*What this task involves*.
Filter the listing below, keeping every line that holds "levé".
::: Listed entries :::
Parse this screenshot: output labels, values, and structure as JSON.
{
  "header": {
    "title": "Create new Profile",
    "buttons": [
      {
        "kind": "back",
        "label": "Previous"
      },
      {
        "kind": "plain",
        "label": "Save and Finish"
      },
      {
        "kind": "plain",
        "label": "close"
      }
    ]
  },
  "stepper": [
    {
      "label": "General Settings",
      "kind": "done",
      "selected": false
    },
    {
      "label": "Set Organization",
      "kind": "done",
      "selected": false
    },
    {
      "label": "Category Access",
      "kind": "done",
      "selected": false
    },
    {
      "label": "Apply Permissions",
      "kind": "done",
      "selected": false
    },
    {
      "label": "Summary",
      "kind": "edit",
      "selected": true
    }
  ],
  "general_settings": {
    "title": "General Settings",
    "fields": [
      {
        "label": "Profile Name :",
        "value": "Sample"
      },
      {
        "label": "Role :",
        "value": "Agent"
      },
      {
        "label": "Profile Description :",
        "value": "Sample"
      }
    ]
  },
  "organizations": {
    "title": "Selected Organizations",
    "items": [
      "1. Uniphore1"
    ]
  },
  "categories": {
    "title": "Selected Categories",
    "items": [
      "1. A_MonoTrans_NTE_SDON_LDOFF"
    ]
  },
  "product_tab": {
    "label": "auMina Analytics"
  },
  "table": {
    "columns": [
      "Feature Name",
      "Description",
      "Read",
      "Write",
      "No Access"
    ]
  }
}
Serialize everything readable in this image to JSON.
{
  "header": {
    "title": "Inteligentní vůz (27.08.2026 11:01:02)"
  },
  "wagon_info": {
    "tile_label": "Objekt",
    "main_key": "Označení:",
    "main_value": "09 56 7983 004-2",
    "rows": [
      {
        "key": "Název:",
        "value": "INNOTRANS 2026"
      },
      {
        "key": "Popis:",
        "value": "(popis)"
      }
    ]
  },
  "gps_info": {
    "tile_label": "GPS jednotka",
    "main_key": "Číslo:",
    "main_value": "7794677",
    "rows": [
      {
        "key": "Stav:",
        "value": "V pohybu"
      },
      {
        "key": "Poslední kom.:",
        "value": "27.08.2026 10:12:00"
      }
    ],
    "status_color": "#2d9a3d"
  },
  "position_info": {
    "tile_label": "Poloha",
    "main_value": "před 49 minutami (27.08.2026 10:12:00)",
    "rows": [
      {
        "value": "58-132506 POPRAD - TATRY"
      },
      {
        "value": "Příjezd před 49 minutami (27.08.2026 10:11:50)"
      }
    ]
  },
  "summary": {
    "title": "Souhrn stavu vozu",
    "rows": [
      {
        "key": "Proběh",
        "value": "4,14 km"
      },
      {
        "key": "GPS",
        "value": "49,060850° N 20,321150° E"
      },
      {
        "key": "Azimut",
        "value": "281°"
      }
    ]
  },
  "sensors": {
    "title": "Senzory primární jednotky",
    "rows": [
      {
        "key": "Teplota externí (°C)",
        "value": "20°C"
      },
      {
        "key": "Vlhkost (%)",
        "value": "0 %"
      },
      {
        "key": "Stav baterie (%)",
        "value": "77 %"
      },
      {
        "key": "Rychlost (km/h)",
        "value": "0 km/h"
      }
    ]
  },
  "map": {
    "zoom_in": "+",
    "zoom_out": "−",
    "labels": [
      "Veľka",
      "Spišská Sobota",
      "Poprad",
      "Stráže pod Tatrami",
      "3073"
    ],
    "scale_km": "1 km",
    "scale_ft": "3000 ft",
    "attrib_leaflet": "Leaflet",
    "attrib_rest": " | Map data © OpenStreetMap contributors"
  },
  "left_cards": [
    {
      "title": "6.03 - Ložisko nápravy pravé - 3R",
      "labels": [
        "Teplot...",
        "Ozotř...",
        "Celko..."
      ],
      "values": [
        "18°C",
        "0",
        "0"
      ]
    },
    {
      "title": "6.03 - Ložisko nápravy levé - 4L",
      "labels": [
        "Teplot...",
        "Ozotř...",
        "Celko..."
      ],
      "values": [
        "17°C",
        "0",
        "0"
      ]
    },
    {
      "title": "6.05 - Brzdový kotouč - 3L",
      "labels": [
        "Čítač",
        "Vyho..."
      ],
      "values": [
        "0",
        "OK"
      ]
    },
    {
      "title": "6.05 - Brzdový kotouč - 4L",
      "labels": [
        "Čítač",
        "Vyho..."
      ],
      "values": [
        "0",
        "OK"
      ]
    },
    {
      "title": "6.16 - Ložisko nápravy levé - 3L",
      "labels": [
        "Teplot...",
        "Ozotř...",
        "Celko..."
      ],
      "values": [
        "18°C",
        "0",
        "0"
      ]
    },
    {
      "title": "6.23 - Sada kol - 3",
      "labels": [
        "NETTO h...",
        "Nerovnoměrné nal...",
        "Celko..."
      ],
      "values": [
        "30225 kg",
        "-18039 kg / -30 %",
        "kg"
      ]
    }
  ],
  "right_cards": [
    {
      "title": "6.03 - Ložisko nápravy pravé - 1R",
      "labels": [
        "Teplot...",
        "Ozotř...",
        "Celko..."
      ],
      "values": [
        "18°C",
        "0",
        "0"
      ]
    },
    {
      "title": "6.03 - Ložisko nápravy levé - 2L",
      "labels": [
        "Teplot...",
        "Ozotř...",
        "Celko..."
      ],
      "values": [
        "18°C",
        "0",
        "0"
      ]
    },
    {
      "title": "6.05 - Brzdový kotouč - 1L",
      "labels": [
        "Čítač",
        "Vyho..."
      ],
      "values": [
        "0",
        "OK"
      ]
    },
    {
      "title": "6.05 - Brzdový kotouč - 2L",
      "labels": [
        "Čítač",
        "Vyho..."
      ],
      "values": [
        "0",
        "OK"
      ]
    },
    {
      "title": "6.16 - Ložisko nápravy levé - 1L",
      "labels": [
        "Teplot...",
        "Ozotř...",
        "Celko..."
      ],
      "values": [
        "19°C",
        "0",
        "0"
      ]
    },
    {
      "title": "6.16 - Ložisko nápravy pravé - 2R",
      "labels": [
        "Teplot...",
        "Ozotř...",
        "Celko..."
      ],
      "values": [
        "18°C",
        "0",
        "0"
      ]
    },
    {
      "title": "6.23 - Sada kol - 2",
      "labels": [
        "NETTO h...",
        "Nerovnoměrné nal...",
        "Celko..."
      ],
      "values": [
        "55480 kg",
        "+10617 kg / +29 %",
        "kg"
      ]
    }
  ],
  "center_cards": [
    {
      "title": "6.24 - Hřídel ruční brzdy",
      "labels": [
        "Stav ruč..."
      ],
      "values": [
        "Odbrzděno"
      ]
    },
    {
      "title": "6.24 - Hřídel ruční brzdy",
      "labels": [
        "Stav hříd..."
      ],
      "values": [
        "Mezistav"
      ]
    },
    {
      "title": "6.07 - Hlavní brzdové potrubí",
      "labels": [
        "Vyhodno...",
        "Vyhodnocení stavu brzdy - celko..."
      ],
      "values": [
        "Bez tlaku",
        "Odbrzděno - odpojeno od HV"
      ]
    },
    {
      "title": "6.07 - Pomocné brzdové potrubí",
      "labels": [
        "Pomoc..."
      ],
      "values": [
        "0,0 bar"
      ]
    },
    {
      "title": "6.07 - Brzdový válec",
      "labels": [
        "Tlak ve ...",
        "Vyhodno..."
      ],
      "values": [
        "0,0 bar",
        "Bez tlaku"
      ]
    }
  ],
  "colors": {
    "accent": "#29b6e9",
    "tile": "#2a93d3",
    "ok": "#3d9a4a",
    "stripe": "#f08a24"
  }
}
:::
*Your response*.
      "title": "6.03 - Ložisko nápravy levé - 4L",
      "title": "6.16 - Ložisko nápravy levé - 3L",
      "title": "6.03 - Ložisko nápravy levé - 2L",
      "title": "6.16 - Ložisko nápravy levé - 1L",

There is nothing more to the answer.